BEGIN Supplied records
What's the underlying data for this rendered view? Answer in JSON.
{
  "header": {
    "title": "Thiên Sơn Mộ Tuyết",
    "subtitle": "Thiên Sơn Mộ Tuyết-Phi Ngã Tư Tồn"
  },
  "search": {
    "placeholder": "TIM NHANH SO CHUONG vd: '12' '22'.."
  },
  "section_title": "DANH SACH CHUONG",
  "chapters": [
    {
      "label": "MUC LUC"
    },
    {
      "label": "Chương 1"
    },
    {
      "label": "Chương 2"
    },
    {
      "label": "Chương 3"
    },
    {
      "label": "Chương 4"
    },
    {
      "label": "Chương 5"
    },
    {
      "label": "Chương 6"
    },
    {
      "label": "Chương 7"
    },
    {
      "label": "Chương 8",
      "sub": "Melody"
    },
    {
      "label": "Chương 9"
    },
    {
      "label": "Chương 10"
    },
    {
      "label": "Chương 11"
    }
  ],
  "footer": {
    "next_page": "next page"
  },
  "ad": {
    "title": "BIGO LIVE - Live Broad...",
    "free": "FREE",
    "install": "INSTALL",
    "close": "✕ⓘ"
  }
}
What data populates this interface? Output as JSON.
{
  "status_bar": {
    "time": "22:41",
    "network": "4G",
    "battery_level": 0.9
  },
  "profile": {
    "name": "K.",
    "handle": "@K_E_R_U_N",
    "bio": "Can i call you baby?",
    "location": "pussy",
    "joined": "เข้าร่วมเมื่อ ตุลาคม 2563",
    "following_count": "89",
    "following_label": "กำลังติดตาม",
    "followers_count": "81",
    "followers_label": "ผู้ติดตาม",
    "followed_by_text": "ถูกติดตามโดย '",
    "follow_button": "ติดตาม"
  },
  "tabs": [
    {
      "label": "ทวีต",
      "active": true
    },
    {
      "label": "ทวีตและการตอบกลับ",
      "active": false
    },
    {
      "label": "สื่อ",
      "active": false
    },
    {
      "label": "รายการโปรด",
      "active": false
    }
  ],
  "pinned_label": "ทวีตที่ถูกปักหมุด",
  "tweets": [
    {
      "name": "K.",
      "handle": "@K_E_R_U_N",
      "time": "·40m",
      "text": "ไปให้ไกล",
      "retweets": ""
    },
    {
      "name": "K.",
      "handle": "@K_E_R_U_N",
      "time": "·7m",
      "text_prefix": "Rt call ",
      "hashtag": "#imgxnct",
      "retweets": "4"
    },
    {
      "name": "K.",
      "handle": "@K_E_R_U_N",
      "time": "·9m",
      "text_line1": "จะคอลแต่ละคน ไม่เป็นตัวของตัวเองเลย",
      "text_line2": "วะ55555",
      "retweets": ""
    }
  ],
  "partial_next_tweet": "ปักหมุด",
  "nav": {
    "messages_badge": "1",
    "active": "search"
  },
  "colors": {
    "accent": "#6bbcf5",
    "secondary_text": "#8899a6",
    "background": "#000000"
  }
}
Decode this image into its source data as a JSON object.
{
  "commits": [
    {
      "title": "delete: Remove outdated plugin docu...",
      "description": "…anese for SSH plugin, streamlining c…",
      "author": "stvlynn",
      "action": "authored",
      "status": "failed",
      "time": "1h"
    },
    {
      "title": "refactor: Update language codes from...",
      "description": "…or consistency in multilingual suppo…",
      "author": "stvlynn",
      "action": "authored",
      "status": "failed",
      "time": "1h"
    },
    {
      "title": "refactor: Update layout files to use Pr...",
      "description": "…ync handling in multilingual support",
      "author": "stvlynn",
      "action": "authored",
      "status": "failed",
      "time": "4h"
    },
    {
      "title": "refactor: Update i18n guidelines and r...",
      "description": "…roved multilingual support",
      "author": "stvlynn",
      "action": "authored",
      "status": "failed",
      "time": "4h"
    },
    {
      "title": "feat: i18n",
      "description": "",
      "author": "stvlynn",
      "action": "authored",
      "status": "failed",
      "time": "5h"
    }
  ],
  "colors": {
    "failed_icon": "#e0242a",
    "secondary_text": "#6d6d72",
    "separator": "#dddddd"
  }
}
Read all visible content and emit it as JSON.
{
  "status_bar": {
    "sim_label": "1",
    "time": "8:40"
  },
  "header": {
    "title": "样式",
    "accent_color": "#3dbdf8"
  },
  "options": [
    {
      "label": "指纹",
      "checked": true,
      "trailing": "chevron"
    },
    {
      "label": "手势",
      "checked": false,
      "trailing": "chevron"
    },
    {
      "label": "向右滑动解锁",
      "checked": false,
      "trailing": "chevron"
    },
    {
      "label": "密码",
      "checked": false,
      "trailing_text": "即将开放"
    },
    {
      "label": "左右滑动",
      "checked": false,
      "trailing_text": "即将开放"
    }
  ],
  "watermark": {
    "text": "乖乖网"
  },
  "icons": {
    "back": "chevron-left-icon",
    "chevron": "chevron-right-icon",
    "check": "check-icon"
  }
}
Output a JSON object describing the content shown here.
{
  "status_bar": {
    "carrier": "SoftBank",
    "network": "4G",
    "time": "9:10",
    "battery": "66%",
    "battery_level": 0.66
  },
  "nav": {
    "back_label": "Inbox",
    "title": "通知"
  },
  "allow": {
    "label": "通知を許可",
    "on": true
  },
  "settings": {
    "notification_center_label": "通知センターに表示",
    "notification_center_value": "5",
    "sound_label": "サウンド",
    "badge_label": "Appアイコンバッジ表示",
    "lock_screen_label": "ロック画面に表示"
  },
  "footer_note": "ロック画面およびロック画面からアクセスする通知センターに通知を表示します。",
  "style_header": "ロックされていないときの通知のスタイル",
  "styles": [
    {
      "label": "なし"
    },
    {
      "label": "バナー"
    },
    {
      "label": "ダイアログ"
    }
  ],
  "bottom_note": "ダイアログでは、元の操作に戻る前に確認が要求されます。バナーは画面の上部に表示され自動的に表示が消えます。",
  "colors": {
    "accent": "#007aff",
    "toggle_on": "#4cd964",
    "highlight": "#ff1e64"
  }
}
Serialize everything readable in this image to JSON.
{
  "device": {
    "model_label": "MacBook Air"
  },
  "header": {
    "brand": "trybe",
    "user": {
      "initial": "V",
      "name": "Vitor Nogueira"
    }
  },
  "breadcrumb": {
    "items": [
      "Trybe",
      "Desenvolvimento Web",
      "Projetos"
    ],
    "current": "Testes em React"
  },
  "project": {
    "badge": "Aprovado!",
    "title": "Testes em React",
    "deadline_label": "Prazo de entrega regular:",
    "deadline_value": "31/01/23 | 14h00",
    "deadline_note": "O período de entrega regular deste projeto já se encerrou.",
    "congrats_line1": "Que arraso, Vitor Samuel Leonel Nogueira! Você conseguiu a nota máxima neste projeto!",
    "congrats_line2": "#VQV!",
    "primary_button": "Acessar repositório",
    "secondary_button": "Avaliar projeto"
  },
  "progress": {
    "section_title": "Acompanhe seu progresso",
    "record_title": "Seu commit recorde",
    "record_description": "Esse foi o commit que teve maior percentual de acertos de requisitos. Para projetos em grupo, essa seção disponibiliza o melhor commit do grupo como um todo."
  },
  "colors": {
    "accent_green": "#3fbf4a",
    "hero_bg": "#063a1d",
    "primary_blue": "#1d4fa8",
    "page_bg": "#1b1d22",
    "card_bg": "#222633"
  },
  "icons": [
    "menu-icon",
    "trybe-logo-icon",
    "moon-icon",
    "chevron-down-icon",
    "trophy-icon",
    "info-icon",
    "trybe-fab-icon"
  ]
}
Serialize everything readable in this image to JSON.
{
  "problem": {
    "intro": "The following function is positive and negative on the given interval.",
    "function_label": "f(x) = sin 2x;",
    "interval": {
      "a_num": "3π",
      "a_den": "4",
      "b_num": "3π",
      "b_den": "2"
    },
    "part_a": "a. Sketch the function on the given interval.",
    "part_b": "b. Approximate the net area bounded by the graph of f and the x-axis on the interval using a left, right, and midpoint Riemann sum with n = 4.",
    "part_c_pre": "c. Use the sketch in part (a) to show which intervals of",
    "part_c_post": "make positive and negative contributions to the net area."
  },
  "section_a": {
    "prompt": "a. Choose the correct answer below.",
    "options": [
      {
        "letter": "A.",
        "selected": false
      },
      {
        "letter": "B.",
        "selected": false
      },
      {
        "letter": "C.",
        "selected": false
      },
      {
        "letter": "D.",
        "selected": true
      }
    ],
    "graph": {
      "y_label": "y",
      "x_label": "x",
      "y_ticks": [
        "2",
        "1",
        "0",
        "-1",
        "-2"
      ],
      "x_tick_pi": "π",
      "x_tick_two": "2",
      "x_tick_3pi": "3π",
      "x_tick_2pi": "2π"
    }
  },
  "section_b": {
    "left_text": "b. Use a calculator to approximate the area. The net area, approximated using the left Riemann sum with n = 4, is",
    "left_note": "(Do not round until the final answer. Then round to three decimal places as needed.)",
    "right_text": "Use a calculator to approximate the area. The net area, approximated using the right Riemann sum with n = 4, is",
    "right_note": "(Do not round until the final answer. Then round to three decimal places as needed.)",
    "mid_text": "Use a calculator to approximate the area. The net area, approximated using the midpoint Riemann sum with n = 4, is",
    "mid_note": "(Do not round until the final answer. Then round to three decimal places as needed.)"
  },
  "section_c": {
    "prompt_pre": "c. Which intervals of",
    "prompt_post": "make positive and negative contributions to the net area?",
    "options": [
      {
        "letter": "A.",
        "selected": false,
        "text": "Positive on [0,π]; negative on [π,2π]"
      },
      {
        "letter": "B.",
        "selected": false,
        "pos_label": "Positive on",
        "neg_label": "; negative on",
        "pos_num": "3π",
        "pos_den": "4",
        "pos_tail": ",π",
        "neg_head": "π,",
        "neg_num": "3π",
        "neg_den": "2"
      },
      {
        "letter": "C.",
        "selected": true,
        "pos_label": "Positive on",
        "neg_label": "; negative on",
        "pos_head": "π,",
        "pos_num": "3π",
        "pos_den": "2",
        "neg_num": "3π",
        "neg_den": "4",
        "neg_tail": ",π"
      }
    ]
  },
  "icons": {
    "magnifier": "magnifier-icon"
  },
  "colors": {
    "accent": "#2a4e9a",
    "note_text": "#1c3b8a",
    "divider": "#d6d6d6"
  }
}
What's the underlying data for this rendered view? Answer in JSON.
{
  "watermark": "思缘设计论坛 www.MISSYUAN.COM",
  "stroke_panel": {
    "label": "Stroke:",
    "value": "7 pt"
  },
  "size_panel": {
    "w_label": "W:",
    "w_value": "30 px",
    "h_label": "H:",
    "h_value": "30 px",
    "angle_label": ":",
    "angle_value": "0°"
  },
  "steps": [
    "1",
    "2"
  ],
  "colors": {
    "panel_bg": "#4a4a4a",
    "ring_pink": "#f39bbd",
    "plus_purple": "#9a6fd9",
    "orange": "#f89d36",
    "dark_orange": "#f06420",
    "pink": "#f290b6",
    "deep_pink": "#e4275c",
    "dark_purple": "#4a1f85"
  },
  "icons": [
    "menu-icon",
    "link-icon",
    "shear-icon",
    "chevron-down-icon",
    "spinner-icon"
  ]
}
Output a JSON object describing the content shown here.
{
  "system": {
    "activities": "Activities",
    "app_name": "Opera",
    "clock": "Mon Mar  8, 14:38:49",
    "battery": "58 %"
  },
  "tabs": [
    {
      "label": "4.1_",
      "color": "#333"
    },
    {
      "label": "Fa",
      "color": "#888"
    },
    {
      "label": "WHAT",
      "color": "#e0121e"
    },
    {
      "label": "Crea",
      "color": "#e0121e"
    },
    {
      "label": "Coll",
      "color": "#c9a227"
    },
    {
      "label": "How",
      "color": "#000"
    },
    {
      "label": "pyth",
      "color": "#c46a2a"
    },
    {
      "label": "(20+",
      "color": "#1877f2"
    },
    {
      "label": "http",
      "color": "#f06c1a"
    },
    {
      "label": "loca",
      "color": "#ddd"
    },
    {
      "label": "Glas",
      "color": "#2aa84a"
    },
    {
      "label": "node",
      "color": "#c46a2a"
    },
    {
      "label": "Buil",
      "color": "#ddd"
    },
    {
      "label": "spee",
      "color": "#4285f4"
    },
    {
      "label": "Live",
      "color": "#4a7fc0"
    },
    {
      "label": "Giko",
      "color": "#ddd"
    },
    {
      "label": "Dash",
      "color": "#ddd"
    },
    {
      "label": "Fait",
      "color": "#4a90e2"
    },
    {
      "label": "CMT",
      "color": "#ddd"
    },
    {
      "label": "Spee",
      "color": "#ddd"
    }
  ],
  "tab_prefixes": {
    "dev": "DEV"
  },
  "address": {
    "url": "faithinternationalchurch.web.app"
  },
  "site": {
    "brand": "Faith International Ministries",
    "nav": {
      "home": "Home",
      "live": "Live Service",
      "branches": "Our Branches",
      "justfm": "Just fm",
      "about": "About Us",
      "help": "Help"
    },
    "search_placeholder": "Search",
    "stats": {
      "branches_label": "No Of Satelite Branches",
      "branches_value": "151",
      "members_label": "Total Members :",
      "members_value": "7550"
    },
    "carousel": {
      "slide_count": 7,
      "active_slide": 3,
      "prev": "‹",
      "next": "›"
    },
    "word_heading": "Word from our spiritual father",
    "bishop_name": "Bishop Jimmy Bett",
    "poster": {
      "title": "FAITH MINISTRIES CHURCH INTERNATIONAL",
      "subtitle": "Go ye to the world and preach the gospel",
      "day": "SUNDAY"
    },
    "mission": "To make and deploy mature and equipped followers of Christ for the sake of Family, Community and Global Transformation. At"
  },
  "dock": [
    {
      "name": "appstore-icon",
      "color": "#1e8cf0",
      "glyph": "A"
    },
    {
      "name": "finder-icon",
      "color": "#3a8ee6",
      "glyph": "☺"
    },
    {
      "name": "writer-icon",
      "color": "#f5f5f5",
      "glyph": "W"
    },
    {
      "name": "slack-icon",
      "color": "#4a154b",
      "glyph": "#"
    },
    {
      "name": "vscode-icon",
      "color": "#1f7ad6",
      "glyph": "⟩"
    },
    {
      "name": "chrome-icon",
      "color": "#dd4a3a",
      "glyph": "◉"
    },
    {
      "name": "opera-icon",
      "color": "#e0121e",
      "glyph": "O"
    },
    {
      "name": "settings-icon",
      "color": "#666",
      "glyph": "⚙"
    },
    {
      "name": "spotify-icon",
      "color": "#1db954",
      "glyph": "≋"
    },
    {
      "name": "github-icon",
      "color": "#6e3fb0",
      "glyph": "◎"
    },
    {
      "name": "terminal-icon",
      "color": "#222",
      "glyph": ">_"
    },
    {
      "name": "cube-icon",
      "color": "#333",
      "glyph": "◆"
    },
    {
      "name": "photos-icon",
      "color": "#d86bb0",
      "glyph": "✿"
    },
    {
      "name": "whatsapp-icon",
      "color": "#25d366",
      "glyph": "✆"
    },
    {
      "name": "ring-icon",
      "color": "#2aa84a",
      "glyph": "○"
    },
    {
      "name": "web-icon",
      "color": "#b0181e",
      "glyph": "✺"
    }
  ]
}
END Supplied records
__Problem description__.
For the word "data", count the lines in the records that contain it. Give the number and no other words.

__Answer area__.
4